Tell us a little about yourself!
Amelia Lin is the CEO and co-founder of Saga, an app that helps families save the life stories of loved ones on audio. Saga has been featured in publications including Forbes and CNET, and won the 2020 Innovator Award from End Well and the AARP. As the daughter of two Chinese immigrants, Amelia started Saga to save her own parents’ stories. Prior to founding Saga, she worked at a range of Silicon Valley technology companies including Udacity and Optimizely. She holds an undergraduate degree in physics and an MBA from Harvard University, and lives in Mountain View.
Tell us about your company and how you got started!
Saga is an app that saves and shares your family’s memories in a private family podcast.
- Answer fun question prompts like “What’s the biggest trouble you got into as a kid?”
- Record stories in your voice
- Hear each other’s collected answers – it’s like getting a podcast of your family’s best stories.

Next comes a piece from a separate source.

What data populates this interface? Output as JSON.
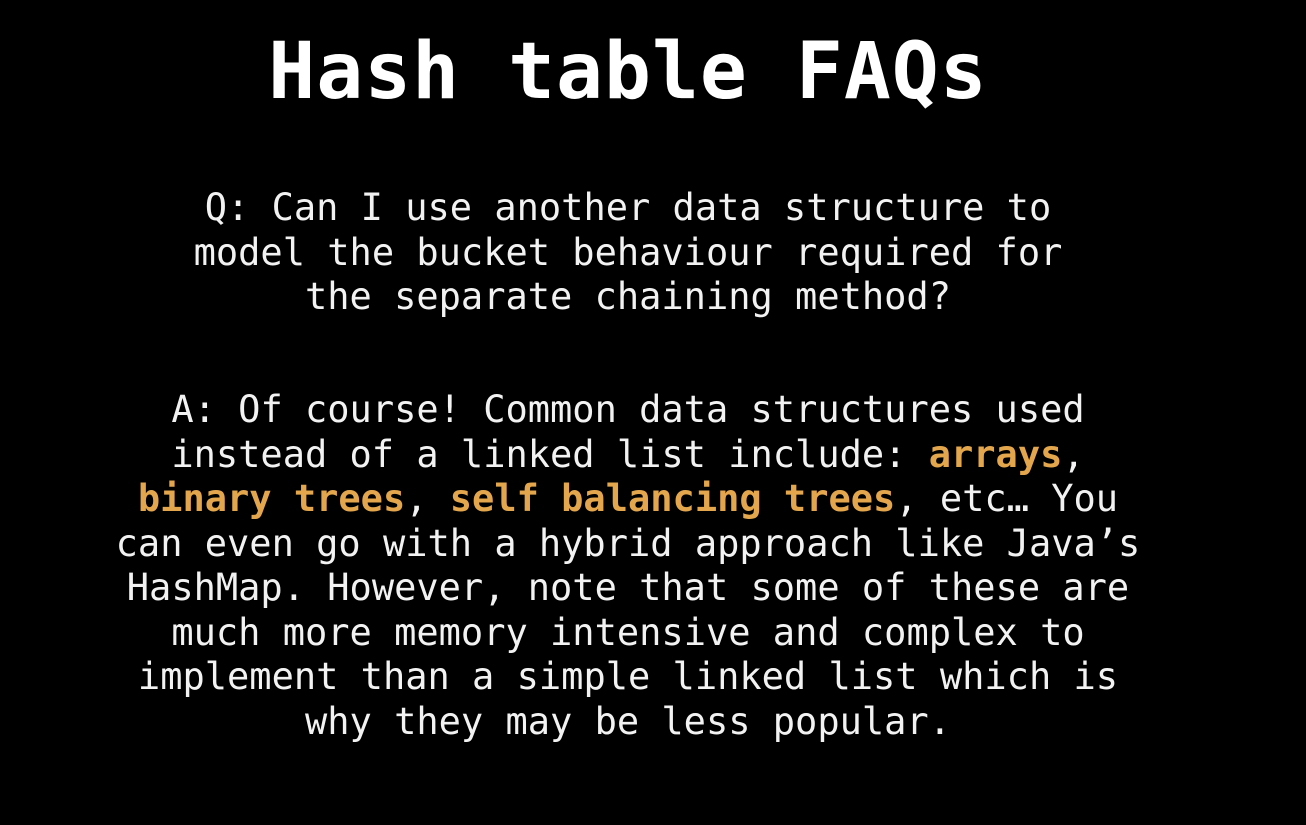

I started Saga for my own family. I’m Chinese-American, and when my sister and I were kids, my mom and dad used to tell us stories about growing up, how they met, why they came to America. So, for years, I’d begged my parents to find some way of recording these stories, not just for me but for my kids someday, and their kids. I wanted to create something easy for them for use, something fun, and something we could use together as a family even when we’re apart.
Get weekly questions.
We send weekly prompts like, “What was the biggest trouble you got into as a kid?” Choose from our suggestions, or write your own.
They record, via app or a call.
Your family records their answers in their own voice, on their own time. They can also record by telephone, even without the app.
You get stories like a podcast.
Stories are shared to your private family channel. It’s like getting a podcast of your Grandma’s childhood stories.
What advice do you have for other aspiring entrepreneurs?
My lowest low was three months in – I was lonely, missed having coworkers and a team, and honestly didn’t know how to tell whether I was crazy or not for leaving my comfortable job. It was really hard to tell. Is this a great idea or the dumbest idea in the world? I’d tried a lot of things by then. I remember driving past nice offices, and thinking, man, I walked away from that. Am I an idiot?
Two weeks later, I had my biggest high: a complete stranger found the website and asked to buy the product. So I went from the lowest low, to on top of the world. I can’t even tell you how exciting that was. I thought it was a joke, that it must be a friend on the site! That’s when things turned around. A real person wanted what I was building, and wanted to pay money for it. That became our first paid customer.
But my lesson learned was I’m glad I kept holding on. I am a very stubborn person by nature, and if I decide I am going to try to do something, I will do everything I can to try and make it happen. And if I had quit when I was feeling low, I might not have known that two weeks around the corner, good news was just waiting for me. I think a lot of the founder journey is, really, can you hold on long enough for things to turn around–can you just keep holding on?